Search the data for "JSON". Return each matching line.

■ Materials provided:
━━━━━━━━━━

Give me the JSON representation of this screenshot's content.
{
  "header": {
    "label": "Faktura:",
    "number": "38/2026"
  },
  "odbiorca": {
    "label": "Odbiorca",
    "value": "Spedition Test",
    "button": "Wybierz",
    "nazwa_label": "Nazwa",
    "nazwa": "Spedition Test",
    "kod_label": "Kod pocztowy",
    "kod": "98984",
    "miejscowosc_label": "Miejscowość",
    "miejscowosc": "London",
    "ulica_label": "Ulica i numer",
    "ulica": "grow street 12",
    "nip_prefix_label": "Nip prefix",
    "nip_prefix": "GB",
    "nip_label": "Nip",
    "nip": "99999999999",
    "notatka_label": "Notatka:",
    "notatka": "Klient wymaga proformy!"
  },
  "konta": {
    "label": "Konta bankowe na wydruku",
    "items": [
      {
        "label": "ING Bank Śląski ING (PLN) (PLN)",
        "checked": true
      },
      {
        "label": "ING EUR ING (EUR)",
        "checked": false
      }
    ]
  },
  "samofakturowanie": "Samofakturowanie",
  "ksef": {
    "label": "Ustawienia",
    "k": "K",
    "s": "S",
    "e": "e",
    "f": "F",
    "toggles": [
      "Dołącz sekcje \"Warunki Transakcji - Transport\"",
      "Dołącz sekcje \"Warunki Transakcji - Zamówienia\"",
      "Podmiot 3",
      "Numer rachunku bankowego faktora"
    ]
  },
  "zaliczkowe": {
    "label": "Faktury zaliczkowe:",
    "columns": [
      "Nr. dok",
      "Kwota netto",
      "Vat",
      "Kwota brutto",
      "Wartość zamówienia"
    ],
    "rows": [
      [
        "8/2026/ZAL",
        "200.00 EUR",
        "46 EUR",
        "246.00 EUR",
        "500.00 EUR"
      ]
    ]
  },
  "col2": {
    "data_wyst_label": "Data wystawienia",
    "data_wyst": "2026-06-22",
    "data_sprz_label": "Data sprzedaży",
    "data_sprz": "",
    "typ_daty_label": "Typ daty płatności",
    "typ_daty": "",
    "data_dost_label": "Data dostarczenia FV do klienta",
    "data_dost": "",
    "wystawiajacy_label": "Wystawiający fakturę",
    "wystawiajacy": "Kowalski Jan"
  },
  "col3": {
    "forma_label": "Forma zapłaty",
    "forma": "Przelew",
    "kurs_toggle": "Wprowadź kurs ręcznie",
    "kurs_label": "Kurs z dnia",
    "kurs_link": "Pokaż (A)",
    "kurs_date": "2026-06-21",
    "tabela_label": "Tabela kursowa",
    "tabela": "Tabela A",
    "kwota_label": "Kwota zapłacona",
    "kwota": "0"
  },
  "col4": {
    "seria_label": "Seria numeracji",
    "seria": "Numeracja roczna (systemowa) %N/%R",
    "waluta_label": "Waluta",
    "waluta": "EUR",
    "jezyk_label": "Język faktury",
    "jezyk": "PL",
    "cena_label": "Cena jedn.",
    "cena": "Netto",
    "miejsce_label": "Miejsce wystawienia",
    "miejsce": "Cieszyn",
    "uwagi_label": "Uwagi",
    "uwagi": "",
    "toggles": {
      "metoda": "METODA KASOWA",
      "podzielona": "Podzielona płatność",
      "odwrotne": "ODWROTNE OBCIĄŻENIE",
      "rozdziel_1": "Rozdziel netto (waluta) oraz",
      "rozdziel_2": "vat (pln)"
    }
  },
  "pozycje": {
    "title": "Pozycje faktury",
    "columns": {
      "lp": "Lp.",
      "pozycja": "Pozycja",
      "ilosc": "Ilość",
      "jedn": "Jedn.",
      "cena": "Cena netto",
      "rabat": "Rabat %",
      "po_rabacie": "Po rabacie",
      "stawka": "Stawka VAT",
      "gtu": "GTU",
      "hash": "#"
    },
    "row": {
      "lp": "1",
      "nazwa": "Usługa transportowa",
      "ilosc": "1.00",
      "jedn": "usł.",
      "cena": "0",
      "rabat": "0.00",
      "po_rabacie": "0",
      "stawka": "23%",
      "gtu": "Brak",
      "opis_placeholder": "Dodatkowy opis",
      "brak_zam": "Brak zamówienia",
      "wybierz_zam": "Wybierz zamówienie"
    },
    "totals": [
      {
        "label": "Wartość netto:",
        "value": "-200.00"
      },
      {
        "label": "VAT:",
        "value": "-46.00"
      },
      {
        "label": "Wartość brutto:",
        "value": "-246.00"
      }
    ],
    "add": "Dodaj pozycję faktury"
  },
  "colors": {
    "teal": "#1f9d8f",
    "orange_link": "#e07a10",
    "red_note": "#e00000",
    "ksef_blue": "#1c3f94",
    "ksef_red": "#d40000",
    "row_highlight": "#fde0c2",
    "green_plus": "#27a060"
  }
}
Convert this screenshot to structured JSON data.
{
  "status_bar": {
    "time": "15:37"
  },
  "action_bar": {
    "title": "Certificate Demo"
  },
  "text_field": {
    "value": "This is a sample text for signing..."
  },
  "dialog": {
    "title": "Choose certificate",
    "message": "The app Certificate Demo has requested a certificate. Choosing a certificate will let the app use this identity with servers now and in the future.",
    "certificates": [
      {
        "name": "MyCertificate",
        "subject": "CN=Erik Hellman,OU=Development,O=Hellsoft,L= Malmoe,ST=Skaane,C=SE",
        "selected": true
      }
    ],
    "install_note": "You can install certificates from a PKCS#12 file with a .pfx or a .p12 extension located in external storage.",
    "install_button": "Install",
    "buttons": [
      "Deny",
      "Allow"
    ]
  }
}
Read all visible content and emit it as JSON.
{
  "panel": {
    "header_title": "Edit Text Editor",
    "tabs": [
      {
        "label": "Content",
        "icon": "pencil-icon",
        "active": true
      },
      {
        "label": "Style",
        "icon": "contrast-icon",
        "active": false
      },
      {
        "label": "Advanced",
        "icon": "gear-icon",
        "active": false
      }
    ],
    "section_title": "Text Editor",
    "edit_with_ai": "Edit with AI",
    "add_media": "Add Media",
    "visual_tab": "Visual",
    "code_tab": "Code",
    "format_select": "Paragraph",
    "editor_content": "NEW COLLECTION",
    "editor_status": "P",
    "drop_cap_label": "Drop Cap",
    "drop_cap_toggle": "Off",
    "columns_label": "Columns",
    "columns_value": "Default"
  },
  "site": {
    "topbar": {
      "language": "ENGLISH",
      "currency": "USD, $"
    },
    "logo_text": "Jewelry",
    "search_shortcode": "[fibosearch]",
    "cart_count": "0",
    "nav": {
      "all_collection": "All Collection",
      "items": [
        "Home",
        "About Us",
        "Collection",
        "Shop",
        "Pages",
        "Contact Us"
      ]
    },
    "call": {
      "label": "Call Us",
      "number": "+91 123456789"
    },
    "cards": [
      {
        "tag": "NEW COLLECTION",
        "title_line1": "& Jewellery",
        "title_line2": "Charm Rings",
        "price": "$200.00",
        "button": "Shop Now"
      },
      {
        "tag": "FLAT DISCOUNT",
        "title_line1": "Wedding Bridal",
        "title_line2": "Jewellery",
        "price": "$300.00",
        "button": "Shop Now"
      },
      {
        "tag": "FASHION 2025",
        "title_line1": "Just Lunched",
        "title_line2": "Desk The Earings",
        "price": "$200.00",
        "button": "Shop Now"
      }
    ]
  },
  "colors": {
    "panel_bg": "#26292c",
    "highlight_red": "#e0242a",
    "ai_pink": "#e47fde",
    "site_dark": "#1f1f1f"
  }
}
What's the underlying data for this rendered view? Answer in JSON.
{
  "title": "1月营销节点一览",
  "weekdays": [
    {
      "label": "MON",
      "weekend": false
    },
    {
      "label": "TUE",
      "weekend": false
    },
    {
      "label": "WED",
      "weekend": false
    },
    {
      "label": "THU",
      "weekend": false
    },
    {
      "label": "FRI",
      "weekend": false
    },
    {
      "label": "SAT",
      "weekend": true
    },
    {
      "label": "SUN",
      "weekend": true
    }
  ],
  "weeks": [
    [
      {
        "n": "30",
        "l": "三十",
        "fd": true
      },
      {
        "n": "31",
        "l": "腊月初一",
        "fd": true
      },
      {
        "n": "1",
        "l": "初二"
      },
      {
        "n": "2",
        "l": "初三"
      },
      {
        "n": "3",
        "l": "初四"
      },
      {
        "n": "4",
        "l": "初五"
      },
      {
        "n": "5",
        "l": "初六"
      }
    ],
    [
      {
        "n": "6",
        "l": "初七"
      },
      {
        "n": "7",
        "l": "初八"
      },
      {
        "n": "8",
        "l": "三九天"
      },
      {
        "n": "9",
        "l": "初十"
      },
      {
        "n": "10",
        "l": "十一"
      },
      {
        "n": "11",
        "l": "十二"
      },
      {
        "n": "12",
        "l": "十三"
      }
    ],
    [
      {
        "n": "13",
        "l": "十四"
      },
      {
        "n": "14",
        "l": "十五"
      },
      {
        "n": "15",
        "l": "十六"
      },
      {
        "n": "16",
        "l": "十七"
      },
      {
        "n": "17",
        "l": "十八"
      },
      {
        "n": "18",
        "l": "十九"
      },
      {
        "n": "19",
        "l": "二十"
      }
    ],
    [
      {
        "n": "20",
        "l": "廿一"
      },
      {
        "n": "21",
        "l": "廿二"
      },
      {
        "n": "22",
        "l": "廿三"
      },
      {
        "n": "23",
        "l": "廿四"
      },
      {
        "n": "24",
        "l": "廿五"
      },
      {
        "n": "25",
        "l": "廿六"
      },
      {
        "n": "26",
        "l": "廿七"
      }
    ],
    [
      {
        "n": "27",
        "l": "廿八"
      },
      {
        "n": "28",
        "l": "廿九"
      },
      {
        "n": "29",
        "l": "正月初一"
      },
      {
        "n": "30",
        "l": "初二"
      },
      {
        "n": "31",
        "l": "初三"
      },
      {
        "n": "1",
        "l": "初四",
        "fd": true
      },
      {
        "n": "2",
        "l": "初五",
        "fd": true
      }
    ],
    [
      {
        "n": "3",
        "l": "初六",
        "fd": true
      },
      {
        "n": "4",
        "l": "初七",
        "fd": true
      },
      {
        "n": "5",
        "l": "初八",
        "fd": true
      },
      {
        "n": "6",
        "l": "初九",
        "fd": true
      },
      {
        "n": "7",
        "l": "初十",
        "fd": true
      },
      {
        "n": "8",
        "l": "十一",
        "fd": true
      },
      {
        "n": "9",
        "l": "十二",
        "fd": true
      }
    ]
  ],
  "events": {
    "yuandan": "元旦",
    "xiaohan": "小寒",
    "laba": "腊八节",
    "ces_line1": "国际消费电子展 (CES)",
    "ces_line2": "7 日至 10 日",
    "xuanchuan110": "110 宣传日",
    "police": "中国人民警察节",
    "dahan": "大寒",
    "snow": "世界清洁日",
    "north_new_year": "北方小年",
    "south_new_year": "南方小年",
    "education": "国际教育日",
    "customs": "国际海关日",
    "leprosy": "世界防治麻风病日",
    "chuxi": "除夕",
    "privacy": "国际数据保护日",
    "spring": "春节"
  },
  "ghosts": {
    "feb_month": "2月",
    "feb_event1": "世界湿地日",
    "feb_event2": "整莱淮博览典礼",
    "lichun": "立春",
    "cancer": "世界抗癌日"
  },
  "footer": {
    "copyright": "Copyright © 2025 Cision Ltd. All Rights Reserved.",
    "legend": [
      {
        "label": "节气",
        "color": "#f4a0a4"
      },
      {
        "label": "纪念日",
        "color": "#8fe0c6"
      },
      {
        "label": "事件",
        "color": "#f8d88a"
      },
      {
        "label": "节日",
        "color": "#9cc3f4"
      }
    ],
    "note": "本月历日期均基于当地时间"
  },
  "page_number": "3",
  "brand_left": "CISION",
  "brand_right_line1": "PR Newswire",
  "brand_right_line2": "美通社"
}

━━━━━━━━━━

■ Task response:
Give me the JSON representation of this screenshot's content.
Convert this screenshot to structured JSON data.
Read all visible content and emit it as JSON.
What's the underlying data for this rendered view? Answer in JSON.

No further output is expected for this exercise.